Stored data
***
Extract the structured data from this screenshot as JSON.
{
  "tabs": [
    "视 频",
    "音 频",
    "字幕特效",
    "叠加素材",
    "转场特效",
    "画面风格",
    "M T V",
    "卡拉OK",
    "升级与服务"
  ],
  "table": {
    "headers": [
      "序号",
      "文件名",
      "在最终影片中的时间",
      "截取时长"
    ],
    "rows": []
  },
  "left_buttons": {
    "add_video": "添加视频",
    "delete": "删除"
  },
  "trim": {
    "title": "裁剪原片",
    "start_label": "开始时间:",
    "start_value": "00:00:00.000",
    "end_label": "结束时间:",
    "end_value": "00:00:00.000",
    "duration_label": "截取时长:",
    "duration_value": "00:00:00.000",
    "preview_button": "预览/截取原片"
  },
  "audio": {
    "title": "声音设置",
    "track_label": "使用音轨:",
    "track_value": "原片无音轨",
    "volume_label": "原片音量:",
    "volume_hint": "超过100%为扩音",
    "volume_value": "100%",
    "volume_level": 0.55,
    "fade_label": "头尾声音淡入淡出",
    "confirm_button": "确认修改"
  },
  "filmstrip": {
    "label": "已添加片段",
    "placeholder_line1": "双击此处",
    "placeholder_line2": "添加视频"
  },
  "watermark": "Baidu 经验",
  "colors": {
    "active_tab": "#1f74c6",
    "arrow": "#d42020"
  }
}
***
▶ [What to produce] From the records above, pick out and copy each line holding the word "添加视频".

▶ [Your response]
    "add_video": "添加视频",
    "placeholder_line2": "添加视频"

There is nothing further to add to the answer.